This gives a nice overview of the top most used ARM instructions as we can recognize in the histogram:
e12fff1e bx lr e3500000 cmp r0, #0 0000ab58 many pointers to loc_AB58 in big jump table? e3530000 cmp r3, #0 e1a00004 mov r0, r4 etc
Yeah I would have preferred Lena too, but come on, it's coloring book, not Playboy!
More seriously, ElectronicColoringBook works only on large areas of (strictly) uniform color, which is rarely the case in photography (no, that pink wasn't uniform enough).

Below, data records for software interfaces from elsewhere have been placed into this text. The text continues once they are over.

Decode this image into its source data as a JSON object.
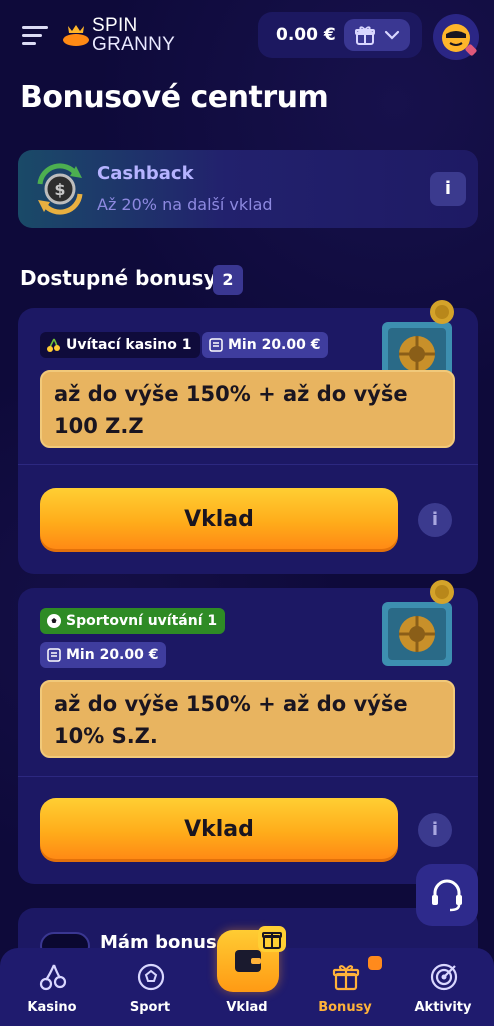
{
  "header": {
    "logo_line1": "SPIN",
    "logo_line2": "GRANNY",
    "balance": "0.00 €"
  },
  "page_title": "Bonusové centrum",
  "cashback": {
    "title": "Cashback",
    "subtitle": "Až 20% na další vklad",
    "info_label": "i"
  },
  "available": {
    "title": "Dostupné bonusy",
    "count": "2"
  },
  "bonuses": [
    {
      "tag": "Uvítací kasino 1",
      "min": "Min 20.00 €",
      "offer": "až do výše 150% + až do výše 100 Z.Z",
      "cta": "Vklad",
      "info_label": "i"
    },
    {
      "tag": "Sportovní uvítání 1",
      "min": "Min 20.00 €",
      "offer": "až do výše 150% + až do výše 10% S.Z.",
      "cta": "Vklad",
      "info_label": "i"
    }
  ],
  "promo_toggle_label": "Mám bonusov",
  "nav": {
    "casino": "Kasino",
    "sport": "Sport",
    "deposit": "Vklad",
    "bonuses": "Bonusy",
    "activities": "Aktivity"
  },
  "colors": {
    "background": "#0e0a3a",
    "card": "#1c1864",
    "accent": "#ffab1a",
    "offer_bg": "#e8b460",
    "active_nav": "#ffb23a"
  }
}
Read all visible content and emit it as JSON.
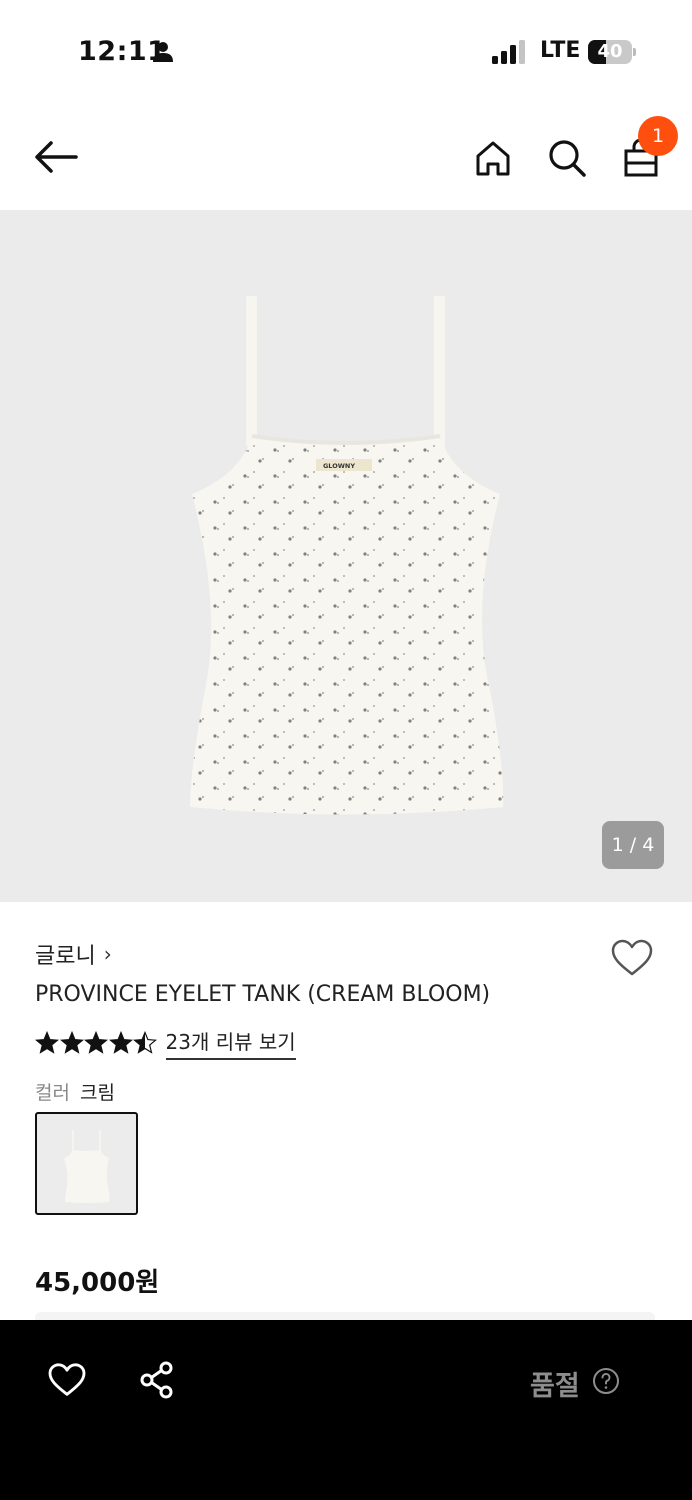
{
  "status_bar": {
    "time": "12:11",
    "network": "LTE",
    "battery": "40",
    "battery_level": 0.4,
    "icons": [
      "person-icon",
      "signal-icon",
      "battery-icon"
    ]
  },
  "nav": {
    "icons": [
      "back-arrow-icon",
      "home-icon",
      "search-icon",
      "shopping-bag-icon"
    ],
    "cart_count": "1",
    "badge_color": "#ff4f0f"
  },
  "gallery": {
    "counter": "1 / 4",
    "label_text": "GLOWNY"
  },
  "product": {
    "brand": "글로니",
    "brand_chevron": "›",
    "title": "PROVINCE EYELET TANK (CREAM BLOOM)",
    "rating": 4.5,
    "rating_max": 5,
    "review_link": "23개 리뷰 보기",
    "color_label": "컬러",
    "color_value": "크림",
    "price": "45,000원"
  },
  "bottom_bar": {
    "soldout": "품절",
    "icons": [
      "heart-icon",
      "share-icon",
      "help-circle-icon"
    ]
  },
  "colors": {
    "accent": "#ff4f0f",
    "bottom_bar_bg": "#000000",
    "gallery_bg": "#ebebeb",
    "soldout_text": "#8d8d8d"
  }
}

And to make it clear, it won't work on jpeg, png or other compressed or vectorized formats either.
Ok ok, here is an AES-ECB encrypted BMP (ARGB) of a vectorized version reduced to 20 colors: test7.bin.
It will be the occasion to show how to choose colors...
So BMP => -f; ARGB => -p 4; 20 colors => -c 21 (we want black for the "noise")
ElectronicColoringBook.py test7.bin -p 4 -f -o 4 --raw -r 1:1
ElectronicColoringBook.py test7.bin -p 4 -f -o 4 -c 21 -r 1:1
We know the white spot is the largest so we can paint it. Now let's identify the next area:
ElectronicColoringBook.py test7.bin -p 4 -f -o 4 -r 1:1 -P '#d35e5d#ffffff#000000'
ElectronicColoringBook.py test7.bin -p 4 -f -o 4 -r 1:1 -P '#d35e5d#c97e76#ffffff#000000'
ElectronicColoringBook.py test7.bin -p 4 -f -o 4 -r 1:1 -P '#d35e5d#c97e76#5f1945#ac414d#e07e68#671a3e#cf6c70#e5bcac#ea9173#d7a79f#be5258#f0c28f#69285a#802e4a#943147#d8988f#de8a7d#915884#994b58#b38f94#333333'
The problem is that I can't find the original encrypted version of Tux used to generate the ECB-encrypted mascot you can find everywhere else, neither the original non-encrypted version.
is a jpeg, scaled down version so it's impossible to work from that one.
Sorry. See also below, the efforts of Filippo to contact the original author.
The trick was to work from a very large image (about 2500 x 3000) so the relative loss of precision due to the blocksize decreases significantly and if you look to the picture scaled down, the local noise tends to be smoothed away.
But if look at the image closer you'll see the usual random colors due to ECB and on the scaled down version, colors tend to be averaged to some grayish faded colors.
GynCryption is a variant of AngeCryption suggested by Gynvael Coldwind, using ECB and brute-forcing a key such that the encrypted file header becomes a valid header pointing to another part of the file.
So there the resulting image is radically different.
Quite funny trick!
Check Ange's presentations if you don't know Angecryption yet.
This tool has been written by Philippe Teuwen.
Don't hesitate to contact me for any suggestion, remark or alternative usages.